Ephesians 2. 19 – end
John 20. 24 – 29
All these ordinations this weekend and last have put me in mind of my time at the seminary in Mirfield, where a few of us had some slightly dubious pet devotions that we kept each year.
One was to St Justina of Padua; if you’ve never heard of her, she’s the patron saint of unicorns, for some reason.
The other was to the Feast of Our Lady of the Girdle. When I last went to Gloucester Cathedral I was delighted to find this event depicted in the great 14th Century east window there.
The tradition has it that when Our Lady was taken up into heaven, all the disciples witnessed it: all except, of course, St Thomas, who was absent (just as he was when Christ appeared to the disciples in our Gospel today).
And of course old doubting Thomas didn’t believe that this great event had really taken place; so as proof, Our Lady dropped her girdle down from the sky, for Thomas to pick up.
You can still see that same girdle if you wish, at the Saint Mary Church of the Holy Belt in Syria; though I should warn you that as one article I read on the subject rather drily put it: this incident is not recorded in the Bible.
But poor old Thomas. It’s not enough that he doubted Christ’s resurrection when all the others had seen it, but he’s been typecast ever since as a famous doubter, shoehorned into any episode that needs a doubting fall guy.
But if we’re really honest, don’t we have some sympathy for Thomas? Wouldn’t be have been the same?
We’ve followed Jesus through his astonishing ministry: he’s the Messiah, the chosen one of God, we’ve heard his wonderful teaching, we’ve seen his amazing miracles; but he’s just been arrested, tortured, and killed.
Was it all a lie? After this absolutely crushing blow, we’re expected to believe that the impossible has happened – Christ has come back to life.
But we have to take the word of all the others who have apparently seen him. Wouldn’t we be a little sceptical? Would we have the courage to believe again, after such a devastating reversal?
Whether or not we identify with Thomas, there’s something incredibly profound in what happens next. He isn’t cast out as an unbeliever. He isn’t damned for his lack of faith.
Jesus comes back specifically for him. He takes his doubts seriously; he shows him his wounds.

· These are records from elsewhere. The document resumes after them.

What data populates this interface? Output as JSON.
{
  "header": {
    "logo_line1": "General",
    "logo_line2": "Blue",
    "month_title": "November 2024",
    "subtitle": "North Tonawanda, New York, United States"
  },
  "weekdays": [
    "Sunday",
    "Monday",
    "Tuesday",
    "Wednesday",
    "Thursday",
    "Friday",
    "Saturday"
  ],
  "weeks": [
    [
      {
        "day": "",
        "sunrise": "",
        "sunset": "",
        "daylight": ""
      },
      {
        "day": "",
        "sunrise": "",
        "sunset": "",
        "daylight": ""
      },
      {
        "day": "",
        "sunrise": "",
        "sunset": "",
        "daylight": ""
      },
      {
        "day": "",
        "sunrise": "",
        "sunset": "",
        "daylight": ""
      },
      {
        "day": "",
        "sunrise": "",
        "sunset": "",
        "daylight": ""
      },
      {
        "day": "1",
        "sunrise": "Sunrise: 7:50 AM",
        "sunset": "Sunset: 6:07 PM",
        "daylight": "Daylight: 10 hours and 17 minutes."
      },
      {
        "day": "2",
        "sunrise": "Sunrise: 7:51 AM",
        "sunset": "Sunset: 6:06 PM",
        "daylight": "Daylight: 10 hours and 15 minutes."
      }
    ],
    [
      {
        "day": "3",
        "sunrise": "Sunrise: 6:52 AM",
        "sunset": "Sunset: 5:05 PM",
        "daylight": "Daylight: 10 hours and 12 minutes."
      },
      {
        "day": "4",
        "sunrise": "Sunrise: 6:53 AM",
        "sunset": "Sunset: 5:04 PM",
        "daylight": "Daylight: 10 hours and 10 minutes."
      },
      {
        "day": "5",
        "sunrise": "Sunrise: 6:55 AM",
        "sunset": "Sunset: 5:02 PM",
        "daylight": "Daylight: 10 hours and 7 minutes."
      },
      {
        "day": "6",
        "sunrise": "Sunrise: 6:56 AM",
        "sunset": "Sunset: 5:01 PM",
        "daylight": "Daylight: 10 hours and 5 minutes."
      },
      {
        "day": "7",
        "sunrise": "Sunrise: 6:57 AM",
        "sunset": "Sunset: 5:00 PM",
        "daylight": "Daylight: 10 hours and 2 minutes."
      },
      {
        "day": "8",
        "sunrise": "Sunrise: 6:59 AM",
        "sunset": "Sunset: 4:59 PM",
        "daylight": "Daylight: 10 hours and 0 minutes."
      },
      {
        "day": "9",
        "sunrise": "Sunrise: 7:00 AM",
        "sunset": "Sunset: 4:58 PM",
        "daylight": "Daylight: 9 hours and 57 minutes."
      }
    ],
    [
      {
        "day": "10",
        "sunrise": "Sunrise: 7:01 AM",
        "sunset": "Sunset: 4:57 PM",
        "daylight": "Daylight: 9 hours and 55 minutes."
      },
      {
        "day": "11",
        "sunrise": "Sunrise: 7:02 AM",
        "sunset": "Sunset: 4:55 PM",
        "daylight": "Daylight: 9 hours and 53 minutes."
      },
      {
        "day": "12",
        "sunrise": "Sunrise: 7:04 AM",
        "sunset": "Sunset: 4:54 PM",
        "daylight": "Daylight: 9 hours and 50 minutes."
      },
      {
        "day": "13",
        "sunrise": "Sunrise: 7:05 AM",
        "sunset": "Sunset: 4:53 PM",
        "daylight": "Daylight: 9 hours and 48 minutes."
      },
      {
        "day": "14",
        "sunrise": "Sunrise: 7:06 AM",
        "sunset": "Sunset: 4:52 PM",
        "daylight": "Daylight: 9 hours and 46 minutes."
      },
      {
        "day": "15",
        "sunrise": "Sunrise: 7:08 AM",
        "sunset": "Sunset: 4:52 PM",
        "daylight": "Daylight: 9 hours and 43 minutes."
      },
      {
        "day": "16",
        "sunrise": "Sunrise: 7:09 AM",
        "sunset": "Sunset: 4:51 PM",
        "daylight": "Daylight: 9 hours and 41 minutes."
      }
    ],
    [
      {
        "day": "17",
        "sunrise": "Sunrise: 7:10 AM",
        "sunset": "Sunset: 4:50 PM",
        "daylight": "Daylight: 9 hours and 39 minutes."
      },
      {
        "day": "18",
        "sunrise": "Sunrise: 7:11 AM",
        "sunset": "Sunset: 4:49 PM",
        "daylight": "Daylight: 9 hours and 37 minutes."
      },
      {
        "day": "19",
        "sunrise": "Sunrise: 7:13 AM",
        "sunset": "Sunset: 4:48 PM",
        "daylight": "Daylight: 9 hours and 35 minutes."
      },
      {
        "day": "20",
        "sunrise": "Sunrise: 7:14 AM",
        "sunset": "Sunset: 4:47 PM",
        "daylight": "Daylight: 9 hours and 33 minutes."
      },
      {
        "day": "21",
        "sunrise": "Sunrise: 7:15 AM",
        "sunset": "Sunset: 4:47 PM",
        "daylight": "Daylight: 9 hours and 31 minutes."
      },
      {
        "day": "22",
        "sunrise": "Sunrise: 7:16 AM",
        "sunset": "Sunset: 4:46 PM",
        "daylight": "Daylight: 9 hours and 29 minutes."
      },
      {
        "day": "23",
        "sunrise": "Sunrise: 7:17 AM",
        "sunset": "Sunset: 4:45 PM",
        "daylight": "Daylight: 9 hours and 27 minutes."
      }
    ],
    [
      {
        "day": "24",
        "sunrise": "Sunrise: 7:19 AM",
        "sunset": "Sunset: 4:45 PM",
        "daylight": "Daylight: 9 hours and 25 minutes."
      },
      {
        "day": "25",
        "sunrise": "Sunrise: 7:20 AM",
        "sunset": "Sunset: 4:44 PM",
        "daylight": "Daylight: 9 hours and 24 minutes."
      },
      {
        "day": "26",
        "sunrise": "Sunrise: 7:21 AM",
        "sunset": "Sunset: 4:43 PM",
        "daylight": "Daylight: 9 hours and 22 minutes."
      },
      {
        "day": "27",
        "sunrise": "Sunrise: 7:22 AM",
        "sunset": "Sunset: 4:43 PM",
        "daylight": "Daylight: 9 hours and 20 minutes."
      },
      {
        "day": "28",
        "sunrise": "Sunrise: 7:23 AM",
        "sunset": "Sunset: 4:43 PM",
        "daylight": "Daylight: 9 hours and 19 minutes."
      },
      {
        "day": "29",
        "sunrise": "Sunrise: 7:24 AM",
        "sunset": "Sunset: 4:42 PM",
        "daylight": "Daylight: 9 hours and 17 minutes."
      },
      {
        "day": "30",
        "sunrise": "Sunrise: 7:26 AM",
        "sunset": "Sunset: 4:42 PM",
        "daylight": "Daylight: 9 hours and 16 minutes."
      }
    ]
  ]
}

Because he knows that it is human to doubt; he knows as a fellow human being how it feels to doubt, as in that awful night in the Garden of Gethsemane.
And he knows how difficult it is to have faith; he knows that faith is a journey, something that takes time.
Consider his final words this morning. ‘Blessed are those who have not seen and yet have come to believe.’
‘And yet have come to believe.’
We aren’t given these frankly impossible events to read about in the Bible, and told simply to believe them, or else. We are shown the incredible works of Christ and we are invited to believe them; we are called into a relationship with Christ, who takes our doubts seriously, who comes back for us again and again, and helps us to grow in faith, and love, and holiness, through the whole of our lives.
And having been one of us, he knows that we have the capacity for overcoming those doubts, that we can come to believe, against all the odds.
And he helps us to believe, just like he helped Thomas; he sends his Spirit to guide us, he comes to us in bread and wine whenever we gather together for the Eucharist, he lives in our hearts through faith, and inspires us with his love.
He calls us into something much bigger than ourselves: he makes us “citizens with the saints and members of the household of God, built upon the foundation of the apostles and prophets,” as we heard in our first reading.
So thank God for Thomas, who as our Collect puts it, was allowed by God to doubt the resurrection of his Son for the firmer foundation of our faith.
He was completely honest in his human reaction to this unbelievable news, so that we could be encouraged in our own times of doubt, that we will not be left alone to struggle; that Christ will always come back for us too.
Faith isn’t something we can heroically conjure up ourselves; it is a gift from God. In those moments when you have doubts, don’t feel bad about them; pray for the gift of faith. God will surely give it to you, as he gave it to Thomas, even in his great moment of doubt.
Almighty and eternal God, who, for the firmer foundation of our faith, allowed you holy apostle Thomas to doubt the resurrection of your Son till word and sight convinced him: grant to us, who have not seen, that we also may believe and so confess Christ